#### WORK REQUIRED
Please reproduce all of the entries exactly, without omitting any.

[Source records]
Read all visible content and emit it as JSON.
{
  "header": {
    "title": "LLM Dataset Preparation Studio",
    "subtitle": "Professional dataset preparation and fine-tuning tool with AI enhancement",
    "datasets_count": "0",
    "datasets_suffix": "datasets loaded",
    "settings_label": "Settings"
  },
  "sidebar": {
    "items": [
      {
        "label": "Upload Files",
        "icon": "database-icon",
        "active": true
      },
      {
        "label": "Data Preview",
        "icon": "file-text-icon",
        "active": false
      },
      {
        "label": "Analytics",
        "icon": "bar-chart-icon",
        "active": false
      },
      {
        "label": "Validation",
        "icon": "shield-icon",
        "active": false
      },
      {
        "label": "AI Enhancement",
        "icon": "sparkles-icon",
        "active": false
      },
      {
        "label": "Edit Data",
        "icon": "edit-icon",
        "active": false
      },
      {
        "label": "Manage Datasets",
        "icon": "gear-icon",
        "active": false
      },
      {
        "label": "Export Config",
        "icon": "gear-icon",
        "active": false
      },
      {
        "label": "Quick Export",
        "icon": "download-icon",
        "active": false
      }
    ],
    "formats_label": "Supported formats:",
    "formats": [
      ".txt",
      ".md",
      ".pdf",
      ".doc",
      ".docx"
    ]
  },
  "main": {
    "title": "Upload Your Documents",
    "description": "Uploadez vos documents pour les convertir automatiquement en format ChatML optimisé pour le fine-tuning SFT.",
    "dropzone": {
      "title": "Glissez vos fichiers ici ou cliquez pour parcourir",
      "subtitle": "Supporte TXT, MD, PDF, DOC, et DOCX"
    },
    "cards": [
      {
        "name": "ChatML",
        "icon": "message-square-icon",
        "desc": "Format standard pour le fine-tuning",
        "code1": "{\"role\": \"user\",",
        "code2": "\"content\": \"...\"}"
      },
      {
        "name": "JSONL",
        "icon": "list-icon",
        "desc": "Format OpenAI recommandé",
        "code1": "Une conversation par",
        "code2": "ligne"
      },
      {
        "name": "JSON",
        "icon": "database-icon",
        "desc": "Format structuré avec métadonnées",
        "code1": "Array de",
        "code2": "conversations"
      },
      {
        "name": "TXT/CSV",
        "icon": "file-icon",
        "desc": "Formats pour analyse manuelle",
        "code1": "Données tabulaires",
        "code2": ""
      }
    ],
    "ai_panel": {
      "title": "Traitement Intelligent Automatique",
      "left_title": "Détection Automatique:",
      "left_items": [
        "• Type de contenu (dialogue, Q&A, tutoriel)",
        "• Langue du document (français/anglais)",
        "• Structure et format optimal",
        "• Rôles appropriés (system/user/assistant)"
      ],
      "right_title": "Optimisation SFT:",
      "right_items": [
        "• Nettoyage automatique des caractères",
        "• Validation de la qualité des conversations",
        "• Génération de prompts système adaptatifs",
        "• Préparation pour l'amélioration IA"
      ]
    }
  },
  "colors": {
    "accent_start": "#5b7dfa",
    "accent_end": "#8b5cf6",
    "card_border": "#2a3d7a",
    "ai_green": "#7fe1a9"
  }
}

#### ANSWER TO THIS PROBLEM
Read all visible content and emit it as JSON.
{
  "header": {
    "title": "LLM Dataset Preparation Studio",
    "subtitle": "Professional dataset preparation and fine-tuning tool with AI enhancement",
    "datasets_count": "0",
    "datasets_suffix": "datasets loaded",
    "settings_label": "Settings"
  },
  "sidebar": {
    "items": [
      {
        "label": "Upload Files",
        "icon": "database-icon",
        "active": true
      },
      {
        "label": "Data Preview",
        "icon": "file-text-icon",
        "active": false
      },
      {
        "label": "Analytics",
        "icon": "bar-chart-icon",
        "active": false
      },
      {
        "label": "Validation",
        "icon": "shield-icon",
        "active": false
      },
      {
        "label": "AI Enhancement",
        "icon": "sparkles-icon",
        "active": false
      },
      {
        "label": "Edit Data",
        "icon": "edit-icon",
        "active": false
      },
      {
        "label": "Manage Datasets",
        "icon": "gear-icon",
        "active": false
      },
      {
        "label": "Export Config",
        "icon": "gear-icon",
        "active": false
      },
      {
        "label": "Quick Export",
        "icon": "download-icon",
        "active": false
      }
    ],
    "formats_label": "Supported formats:",
    "formats": [
      ".txt",
      ".md",
      ".pdf",
      ".doc",
      ".docx"
    ]
  },
  "main": {
    "title": "Upload Your Documents",
    "description": "Uploadez vos documents pour les convertir automatiquement en format ChatML optimisé pour le fine-tuning SFT.",
    "dropzone": {
      "title": "Glissez vos fichiers ici ou cliquez pour parcourir",
      "subtitle": "Supporte TXT, MD, PDF, DOC, et DOCX"
    },
    "cards": [
      {
        "name": "ChatML",
        "icon": "message-square-icon",
        "desc": "Format standard pour le fine-tuning",
        "code1": "{\"role\": \"user\",",
        "code2": "\"content\": \"...\"}"
      },
      {
        "name": "JSONL",
        "icon": "list-icon",
        "desc": "Format OpenAI recommandé",
        "code1": "Une conversation par",
        "code2": "ligne"
      },
      {
        "name": "JSON",
        "icon": "database-icon",
        "desc": "Format structuré avec métadonnées",
        "code1": "Array de",
        "code2": "conversations"
      },
      {
        "name": "TXT/CSV",
        "icon": "file-icon",
        "desc": "Formats pour analyse manuelle",
        "code1": "Données tabulaires",
        "code2": ""
      }
    ],
    "ai_panel": {
      "title": "Traitement Intelligent Automatique",
      "left_title": "Détection Automatique:",
      "left_items": [
        "• Type de contenu (dialogue, Q&A, tutoriel)",
        "• Langue du document (français/anglais)",
        "• Structure et format optimal",
        "• Rôles appropriés (system/user/assistant)"
      ],
      "right_title": "Optimisation SFT:",
      "right_items": [
        "• Nettoyage automatique des caractères",
        "• Validation de la qualité des conversations",
        "• Génération de prompts système adaptatifs",
        "• Préparation pour l'amélioration IA"
      ]
    }
  },
  "colors": {
    "accent_start": "#5b7dfa",
    "accent_end": "#8b5cf6",
    "card_border": "#2a3d7a",
    "ai_green": "#7fe1a9"
  }
}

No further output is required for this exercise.